|US6113782 *||Jul 28, 1998||Sep 5, 2000||Terumo Cardiovascular Systems Corporation||Potting of tubular bundles in housing|
|USRE36125||Dec 20, 1996||Mar 2, 1999||Avecor Cardiovascular Inc.||Mass transfer device having a hollow fiber bundle|
|Citing Patent||Filing date||Publication date||Applicant||Title|
|US6508983 *||Jul 19, 1999||Jan 21, 2003||Cobe Cardiovascular||Exchanger apparatus and method of manufacture|
|US6695803||Oct 15, 1999||Feb 24, 2004||Mission Medical, Inc.||Blood processing system|
|US6773591 *||Oct 29, 2001||Aug 10, 2004||Hospal Industrie||Bundle of hollow fibres for a device for extracorporeal treatment of blood and plasma, and process for its production|

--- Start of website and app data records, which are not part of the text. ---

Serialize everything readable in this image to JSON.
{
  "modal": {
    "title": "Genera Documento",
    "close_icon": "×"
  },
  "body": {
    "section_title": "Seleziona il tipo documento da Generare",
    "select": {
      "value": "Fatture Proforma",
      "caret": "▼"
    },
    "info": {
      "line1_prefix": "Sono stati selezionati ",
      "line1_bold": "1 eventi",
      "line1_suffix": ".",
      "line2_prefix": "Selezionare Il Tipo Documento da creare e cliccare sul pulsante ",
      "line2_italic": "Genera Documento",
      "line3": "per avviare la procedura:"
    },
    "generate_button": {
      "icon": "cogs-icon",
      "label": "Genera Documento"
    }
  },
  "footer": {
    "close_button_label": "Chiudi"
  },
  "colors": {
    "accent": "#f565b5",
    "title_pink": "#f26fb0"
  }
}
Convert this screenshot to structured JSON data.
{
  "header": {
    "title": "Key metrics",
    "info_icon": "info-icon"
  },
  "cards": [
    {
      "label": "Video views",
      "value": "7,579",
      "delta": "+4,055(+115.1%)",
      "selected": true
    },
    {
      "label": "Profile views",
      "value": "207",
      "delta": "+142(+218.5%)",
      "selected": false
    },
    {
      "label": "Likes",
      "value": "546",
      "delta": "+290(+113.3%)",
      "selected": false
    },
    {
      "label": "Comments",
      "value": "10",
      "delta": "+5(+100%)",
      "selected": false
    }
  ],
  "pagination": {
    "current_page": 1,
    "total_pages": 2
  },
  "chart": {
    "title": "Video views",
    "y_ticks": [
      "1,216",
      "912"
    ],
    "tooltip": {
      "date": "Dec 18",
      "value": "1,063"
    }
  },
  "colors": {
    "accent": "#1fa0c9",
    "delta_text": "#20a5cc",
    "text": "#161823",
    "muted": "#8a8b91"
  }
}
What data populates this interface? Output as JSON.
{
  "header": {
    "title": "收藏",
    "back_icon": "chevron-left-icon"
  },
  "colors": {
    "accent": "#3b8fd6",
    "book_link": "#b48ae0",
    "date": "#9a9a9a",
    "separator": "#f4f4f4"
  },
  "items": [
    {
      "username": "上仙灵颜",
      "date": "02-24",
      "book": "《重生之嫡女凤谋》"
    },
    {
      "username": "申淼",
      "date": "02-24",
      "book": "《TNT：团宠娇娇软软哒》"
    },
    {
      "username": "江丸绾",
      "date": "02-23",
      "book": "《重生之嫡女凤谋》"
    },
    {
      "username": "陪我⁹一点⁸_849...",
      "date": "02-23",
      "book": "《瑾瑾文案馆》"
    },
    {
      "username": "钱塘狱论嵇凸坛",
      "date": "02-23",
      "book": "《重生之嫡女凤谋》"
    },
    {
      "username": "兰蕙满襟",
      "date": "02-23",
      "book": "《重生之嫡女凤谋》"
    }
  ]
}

|US6817984||Oct 3, 2002||Nov 16, 2004||Mission Medical, Inc.||Blood processing system|
|US7008393||Oct 3, 2002||Mar 7, 2006||Mission Medical, Inc.||Blood processing system|
|US7217364 *||Jul 26, 2002||May 15, 2007||Fresenius Medical Care Deutschland Gmbh||Filtering device and a filtering device housing|
|US7250108||Jun 24, 2004||Jul 31, 2007||Gambro Industries Sas||Method for measuring the local hydraulic permeability of a sub-group of hollow fibre of a bundle of hollow fibres|
|US20040232062 *||Jun 24, 2004||Nov 25, 2004||Hospal Industrie||Bundle of hollow fibres for a device for extracorporeal treatment of blood and plasma, and process for its production|
|US20040262212 *||Jul 26, 2002||Dec 30, 2004||Martin Lauer||Filtering device and a filtering device housing|
|WO2011107517A1 *||Mar 2, 2011||Sep 9, 2011||Gambro Lundia Ab||Diffusion and/or filtration device|
|U.S. Classification||422/44, 604/6.14, 96/10, 422/48, 210/500.23, 210/500.36, 604/6.09|
|International Classification||A61M1/14, A61M1/16, A61M1/10, A61L31/00, A61M25/00, A61M1/36, A61M31/00, A61M5/00, B01D63/02|
|Cooperative Classification||B01D63/025, A61M1/3664, A61M1/1698, B01D63/021, A61M2202/047, B01D63/02, A61M1/1629|
|European Classification||B01D63/02, B01D63/02B, A61M1/16S|
|Aug 13, 1999||AS||Assignment|
Owner name: SORIN BIOMEDICAL INC., CALIFORNIA
Free format text: ASSIGNMENT OF ASSIGNORS INTEREST;ASSIGNORS:VAN DRIEL, MICHAEL R.;JOSEPH, RUSSELL;REEL/FRAME:010165/0900
Effective date: 19990415
|May 1, 2000||AS||Assignment|
Owner name: DIDECO S.P.A., ITALY
Free format text: ASSIGNMENT OF ASSIGNORS INTEREST;ASSIGNOR:SORIN BIOMEDICAL, INC.;REEL/FRAME:010790/0454
Effective date: 20000421
|Dec 21, 2004||FPAY||Fee payment|
Year of fee payment: 4
|Dec 11, 2008||FPAY||Fee payment|
Year of fee payment: 8
|Dec 12, 2012||FPAY||Fee payment|
Year of fee payment: 12